**PROBLEM TO WORK ON:** What is wanted is the full listing, word for word, without its pictures.

**EXERCISE DATA:**
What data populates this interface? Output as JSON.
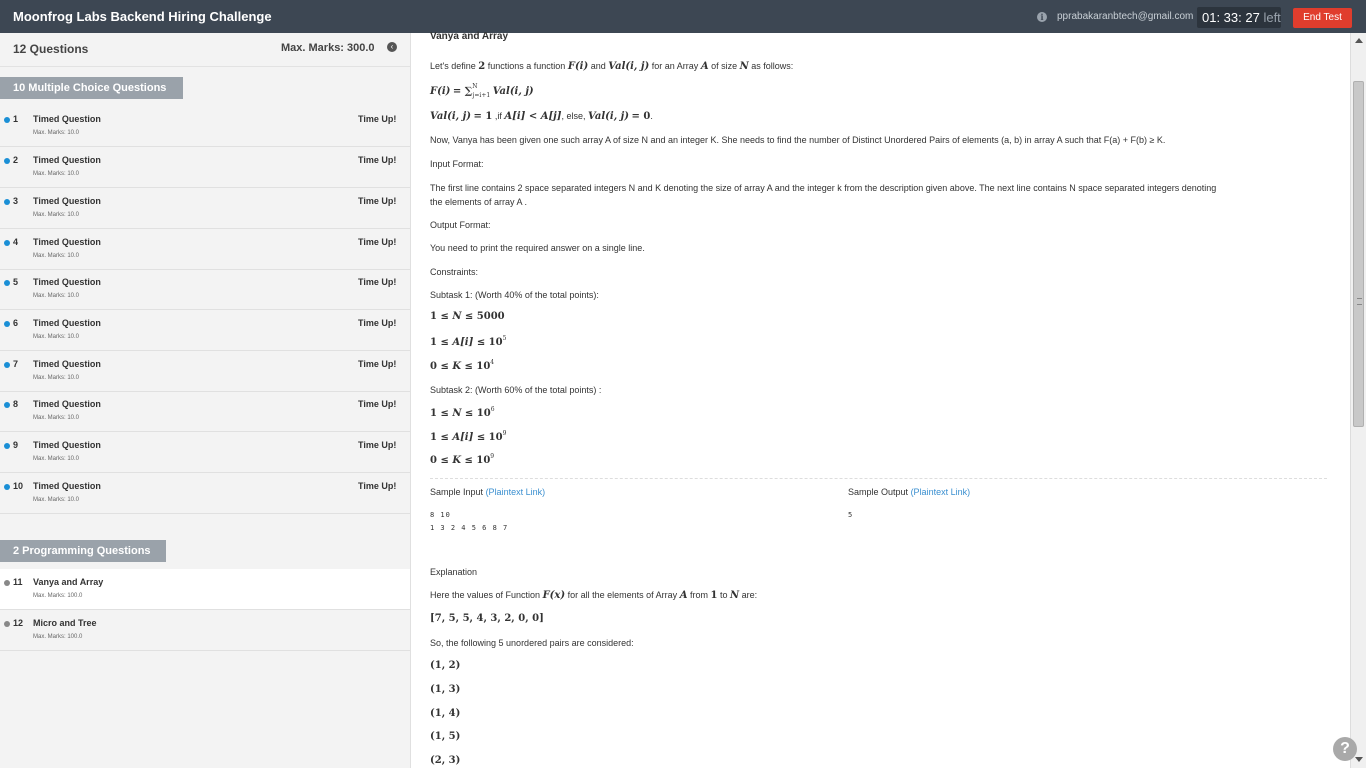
{
  "header": {
    "title": "Moonfrog Labs Backend Hiring Challenge",
    "email": "pprabakaranbtech@gmail.com",
    "timer": "01: 33: 27",
    "timer_suffix": "left",
    "end_test_label": "End Test"
  },
  "sidebar": {
    "question_count": "12 Questions",
    "max_marks": "Max. Marks: 300.0",
    "sections": [
      {
        "title": "10 Multiple Choice Questions",
        "questions": [
          {
            "num": "1",
            "name": "Timed Question",
            "marks": "Max. Marks: 10.0",
            "status": "Time Up!"
          },
          {
            "num": "2",
            "name": "Timed Question",
            "marks": "Max. Marks: 10.0",
            "status": "Time Up!"
          },
          {
            "num": "3",
            "name": "Timed Question",
            "marks": "Max. Marks: 10.0",
            "status": "Time Up!"
          },
          {
            "num": "4",
            "name": "Timed Question",
            "marks": "Max. Marks: 10.0",
            "status": "Time Up!"
          },
          {
            "num": "5",
            "name": "Timed Question",
            "marks": "Max. Marks: 10.0",
            "status": "Time Up!"
          },
          {
            "num": "6",
            "name": "Timed Question",
            "marks": "Max. Marks: 10.0",
            "status": "Time Up!"
          },
          {
            "num": "7",
            "name": "Timed Question",
            "marks": "Max. Marks: 10.0",
            "status": "Time Up!"
          },
          {
            "num": "8",
            "name": "Timed Question",
            "marks": "Max. Marks: 10.0",
            "status": "Time Up!"
          },
          {
            "num": "9",
            "name": "Timed Question",
            "marks": "Max. Marks: 10.0",
            "status": "Time Up!"
          },
          {
            "num": "10",
            "name": "Timed Question",
            "marks": "Max. Marks: 10.0",
            "status": "Time Up!"
          }
        ]
      },
      {
        "title": "2 Programming Questions",
        "questions": [
          {
            "num": "11",
            "name": "Vanya and Array",
            "marks": "Max. Marks: 100.0",
            "status": ""
          },
          {
            "num": "12",
            "name": "Micro and Tree",
            "marks": "Max. Marks: 100.0",
            "status": ""
          }
        ]
      }
    ]
  },
  "problem": {
    "title": "Vanya and Array",
    "intro_1": "Let's define",
    "intro_2": "functions a function",
    "intro_3": "and",
    "intro_4": "for an Array",
    "intro_5": "of size",
    "intro_6": "as follows:",
    "now_text": "Now, Vanya has been given one such array A of size N and an integer K. She needs to find the number of Distinct Unordered Pairs of elements (a, b) in array A such that F(a) + F(b) ≥ K.",
    "input_format_label": "Input Format:",
    "input_format_text_1": "The first line contains 2 space separated integers N and K denoting the size of array A and the integer k from the description given above. The next line contains N space separated integers denoting",
    "input_format_text_2": "the elements of array A .",
    "output_format_label": "Output Format:",
    "output_format_text": "You need to print the required answer on a single line.",
    "constraints_label": "Constraints:",
    "subtask1": "Subtask 1: (Worth 40% of the total points):",
    "subtask2": "Subtask 2: (Worth 60% of the total points) :",
    "sample_input_label": "Sample Input",
    "sample_output_label": "Sample Output",
    "plaintext_link": "(Plaintext Link)",
    "sample_input_line1": "8 10",
    "sample_input_line2": "1 3 2 4 5 6 8 7",
    "sample_output": "5",
    "explanation_label": "Explanation",
    "explanation_text_1": "Here the values of Function",
    "explanation_text_2": "for all the elements of Array",
    "explanation_text_3": "from",
    "explanation_text_4": "to",
    "explanation_text_5": "are:",
    "values_list": "[7, 5, 5, 4, 3, 2, 0, 0]",
    "pairs_text": "So, the following 5 unordered pairs are considered:",
    "pairs": [
      "(1, 2)",
      "(1, 3)",
      "(1, 4)",
      "(1, 5)",
      "(2, 3)"
    ]
  },
  "help_label": "?"
}
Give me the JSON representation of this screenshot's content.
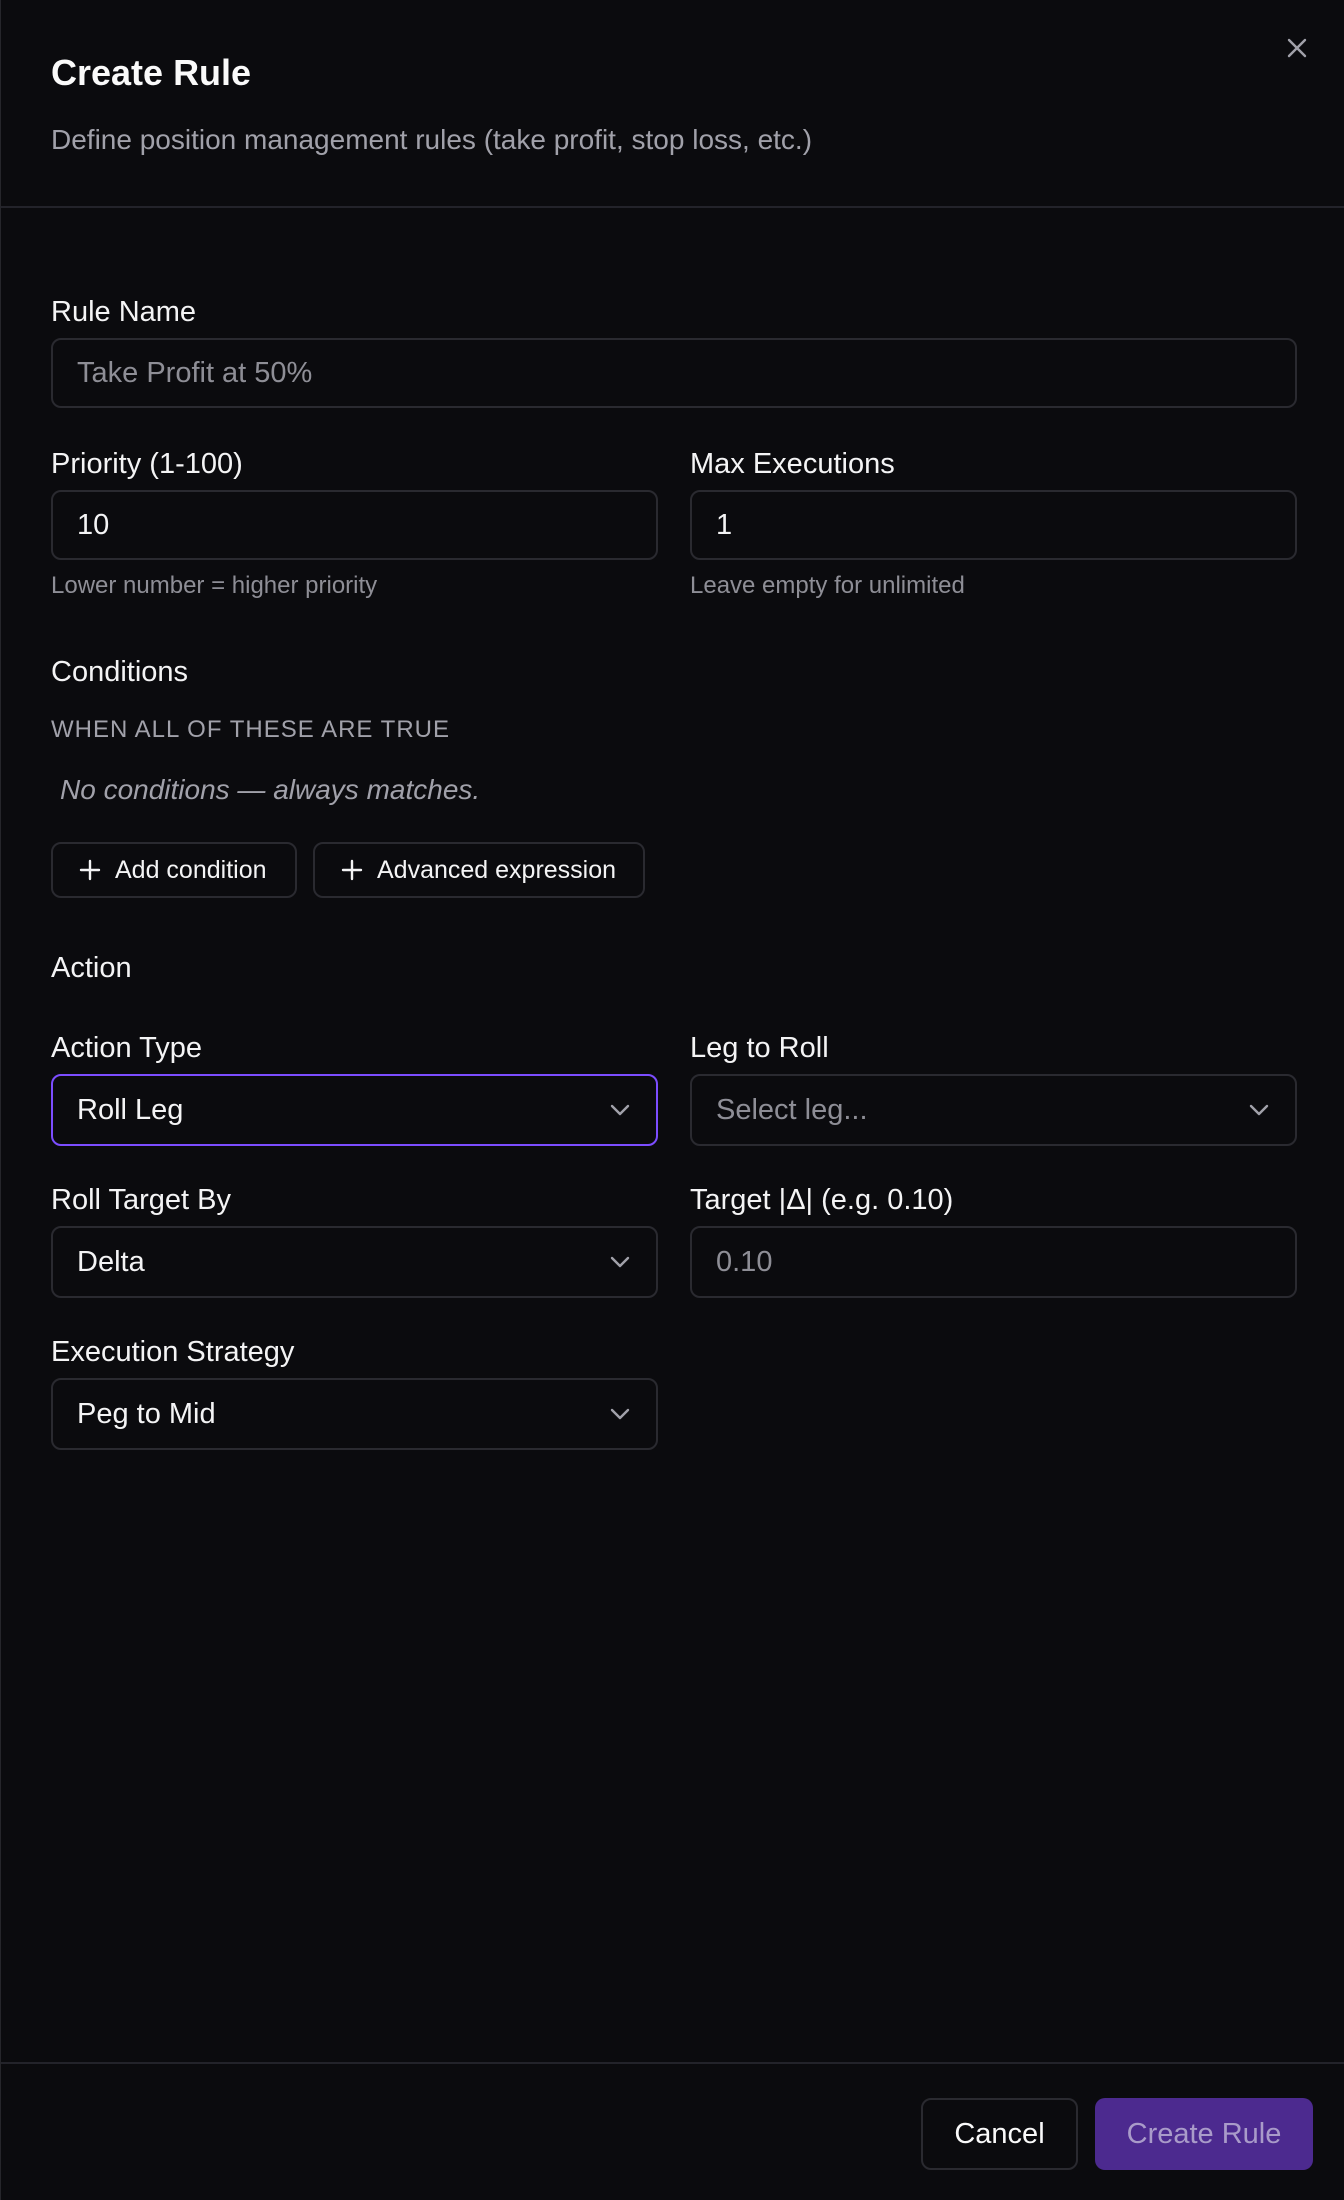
{
  "dialog": {
    "title": "Create Rule",
    "subtitle": "Define position management rules (take profit, stop loss, etc.)",
    "close_icon": "close-icon"
  },
  "form": {
    "rule_name": {
      "label": "Rule Name",
      "placeholder": "Take Profit at 50%",
      "value": ""
    },
    "priority": {
      "label": "Priority (1-100)",
      "value": "10",
      "hint": "Lower number = higher priority"
    },
    "max_executions": {
      "label": "Max Executions",
      "value": "1",
      "hint": "Leave empty for unlimited"
    }
  },
  "conditions": {
    "title": "Conditions",
    "subtitle": "WHEN ALL OF THESE ARE TRUE",
    "empty_text": "No conditions — always matches.",
    "add_condition_label": "Add condition",
    "advanced_expression_label": "Advanced expression"
  },
  "action": {
    "title": "Action",
    "action_type": {
      "label": "Action Type",
      "value": "Roll Leg"
    },
    "leg_to_roll": {
      "label": "Leg to Roll",
      "placeholder": "Select leg..."
    },
    "roll_target_by": {
      "label": "Roll Target By",
      "value": "Delta"
    },
    "target": {
      "label": "Target |Δ| (e.g. 0.10)",
      "placeholder": "0.10"
    },
    "execution_strategy": {
      "label": "Execution Strategy",
      "value": "Peg to Mid"
    }
  },
  "footer": {
    "cancel_label": "Cancel",
    "create_label": "Create Rule"
  },
  "colors": {
    "background": "#0b0b0e",
    "border": "#2a2a30",
    "accent": "#7c4dff",
    "primary_button": "#4c2a8f",
    "muted_text": "#a1a1aa"
  }
}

**SOLUTION TO THIS PROBLEM:**
What data populates this interface? Output as JSON.
{
  "header": {
    "title": "Moonfrog Labs Backend Hiring Challenge",
    "email": "pprabakaranbtech@gmail.com",
    "timer": "01: 33: 27",
    "timer_suffix": "left",
    "end_test_label": "End Test"
  },
  "sidebar": {
    "question_count": "12 Questions",
    "max_marks": "Max. Marks: 300.0",
    "sections": [
      {
        "title": "10 Multiple Choice Questions",
        "questions": [
          {
            "num": "1",
            "name": "Timed Question",
            "marks": "Max. Marks: 10.0",
            "status": "Time Up!"
          },
          {
            "num": "2",
            "name": "Timed Question",
            "marks": "Max. Marks: 10.0",
            "status": "Time Up!"
          },
          {
            "num": "3",
            "name": "Timed Question",
            "marks": "Max. Marks: 10.0",
            "status": "Time Up!"
          },
          {
            "num": "4",
            "name": "Timed Question",
            "marks": "Max. Marks: 10.0",
            "status": "Time Up!"
          },
          {
            "num": "5",
            "name": "Timed Question",
            "marks": "Max. Marks: 10.0",
            "status": "Time Up!"
          },
          {
            "num": "6",
            "name": "Timed Question",
            "marks": "Max. Marks: 10.0",
            "status": "Time Up!"
          },
          {
            "num": "7",
            "name": "Timed Question",
            "marks": "Max. Marks: 10.0",
            "status": "Time Up!"
          },
          {
            "num": "8",
            "name": "Timed Question",
            "marks": "Max. Marks: 10.0",
            "status": "Time Up!"
          },
          {
            "num": "9",
            "name": "Timed Question",
            "marks": "Max. Marks: 10.0",
            "status": "Time Up!"
          },
          {
            "num": "10",
            "name": "Timed Question",
            "marks": "Max. Marks: 10.0",
            "status": "Time Up!"
          }
        ]
      },
      {
        "title": "2 Programming Questions",
        "questions": [
          {
            "num": "11",
            "name": "Vanya and Array",
            "marks": "Max. Marks: 100.0",
            "status": ""
          },
          {
            "num": "12",
            "name": "Micro and Tree",
            "marks": "Max. Marks: 100.0",
            "status": ""
          }
        ]
      }
    ]
  },
  "problem": {
    "title": "Vanya and Array",
    "intro_1": "Let's define",
    "intro_2": "functions a function",
    "intro_3": "and",
    "intro_4": "for an Array",
    "intro_5": "of size",
    "intro_6": "as follows:",
    "now_text": "Now, Vanya has been given one such array A of size N and an integer K. She needs to find the number of Distinct Unordered Pairs of elements (a, b) in array A such that F(a) + F(b) ≥ K.",
    "input_format_label": "Input Format:",
    "input_format_text_1": "The first line contains 2 space separated integers N and K denoting the size of array A and the integer k from the description given above. The next line contains N space separated integers denoting",
    "input_format_text_2": "the elements of array A .",
    "output_format_label": "Output Format:",
    "output_format_text": "You need to print the required answer on a single line.",
    "constraints_label": "Constraints:",
    "subtask1": "Subtask 1: (Worth 40% of the total points):",
    "subtask2": "Subtask 2: (Worth 60% of the total points) :",
    "sample_input_label": "Sample Input",
    "sample_output_label": "Sample Output",
    "plaintext_link": "(Plaintext Link)",
    "sample_input_line1": "8 10",
    "sample_input_line2": "1 3 2 4 5 6 8 7",
    "sample_output": "5",
    "explanation_label": "Explanation",
    "explanation_text_1": "Here the values of Function",
    "explanation_text_2": "for all the elements of Array",
    "explanation_text_3": "from",
    "explanation_text_4": "to",
    "explanation_text_5": "are:",
    "values_list": "[7, 5, 5, 4, 3, 2, 0, 0]",
    "pairs_text": "So, the following 5 unordered pairs are considered:",
    "pairs": [
      "(1, 2)",
      "(1, 3)",
      "(1, 4)",
      "(1, 5)",
      "(2, 3)"
    ]
  },
  "help_label": "?"
}
Give me the JSON representation of this screenshot's content.
{
  "dialog": {
    "title": "Create Rule",
    "subtitle": "Define position management rules (take profit, stop loss, etc.)",
    "close_icon": "close-icon"
  },
  "form": {
    "rule_name": {
      "label": "Rule Name",
      "placeholder": "Take Profit at 50%",
      "value": ""
    },
    "priority": {
      "label": "Priority (1-100)",
      "value": "10",
      "hint": "Lower number = higher priority"
    },
    "max_executions": {
      "label": "Max Executions",
      "value": "1",
      "hint": "Leave empty for unlimited"
    }
  },
  "conditions": {
    "title": "Conditions",
    "subtitle": "WHEN ALL OF THESE ARE TRUE",
    "empty_text": "No conditions — always matches.",
    "add_condition_label": "Add condition",
    "advanced_expression_label": "Advanced expression"
  },
  "action": {
    "title": "Action",
    "action_type": {
      "label": "Action Type",
      "value": "Roll Leg"
    },
    "leg_to_roll": {
      "label": "Leg to Roll",
      "placeholder": "Select leg..."
    },
    "roll_target_by": {
      "label": "Roll Target By",
      "value": "Delta"
    },
    "target": {
      "label": "Target |Δ| (e.g. 0.10)",
      "placeholder": "0.10"
    },
    "execution_strategy": {
      "label": "Execution Strategy",
      "value": "Peg to Mid"
    }
  },
  "footer": {
    "cancel_label": "Cancel",
    "create_label": "Create Rule"
  },
  "colors": {
    "background": "#0b0b0e",
    "border": "#2a2a30",
    "accent": "#7c4dff",
    "primary_button": "#4c2a8f",
    "muted_text": "#a1a1aa"
  }
}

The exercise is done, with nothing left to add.